Other analysts concurred with research notes reiterating "neutral" ratings. "Overall, things appear quite weak," said Merrill Lynch analyst Tom Astle.
That's why Nortel is tightening its belt again. Friday's layoffs are in addition to the 20,000 job cuts announced in April. The company said it will meet its goal of cutting those 20,000 jobs in the second quarter and will close facilities. It also said it will save $875 million from those moves and realize the savings in the third quarter.
"After several years of capital expansion exceeding the pace of business performance, the capital markets have significantly reduced the flow of funds to service providers," Roth said. As a result, Nortel has seen "a very significant reduction" in equipment purchases in the second quarter of 2001, compared with the first quarter and the year-ago quarter.

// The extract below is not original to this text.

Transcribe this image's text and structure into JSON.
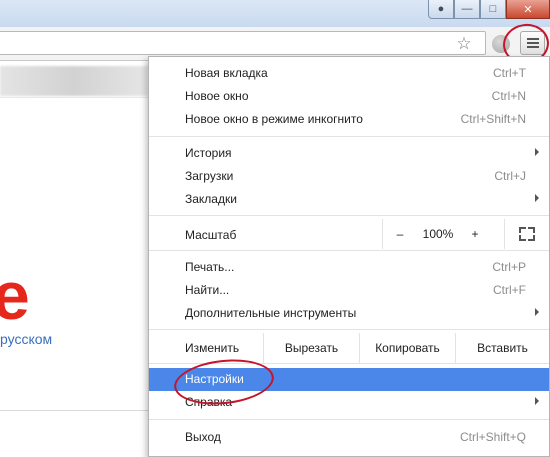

The $12.3 billion write-off involves Nortel's acquisitions of Alteon WebSystems, the 980-nanometer pump-laser chip business, and Xros and Qtera. It also means reducing the carrying amount of those purchases to reflect current market valuations. "It is the equivalent of having made these acquisitions at the current stock prices," Roth said.
As part of its restructuring, Nortel plans to shutter its access-solutions operations, including its narrowband and broadband access divisions. Those business accounted for 7.7 percent and 6.9 percent of revenue for 2000 and the first quarter of 2001, respectively.
The slowdown has taken its toll on almost every company in the sector, from Lucent and Cisco to 3Com and others, but Nortel could be particularly vulnerable because the market for one of its main product lines, high-speed optical equipment, has "collapsed," according to Sanford Bernstein analyst Paul Sagawa. In a recent research note, Sagawa pointed out that while the product line was popular among carriers, its customers have finished building out their products, leaving Nortel hanging.
Although the optical equipment slump is harsh, some analysts held out hope that consumer broadband networks can pick up the slack next year. ""We caution investors, however, that a negative 2001 to 2002 outlook does not condemn this industry to eternal damnation," said Kamman. "We fully expect to see a massive return to spending once we reach critical mass in U.S. residential broadband, which we expect to occur in the latter part of 2002."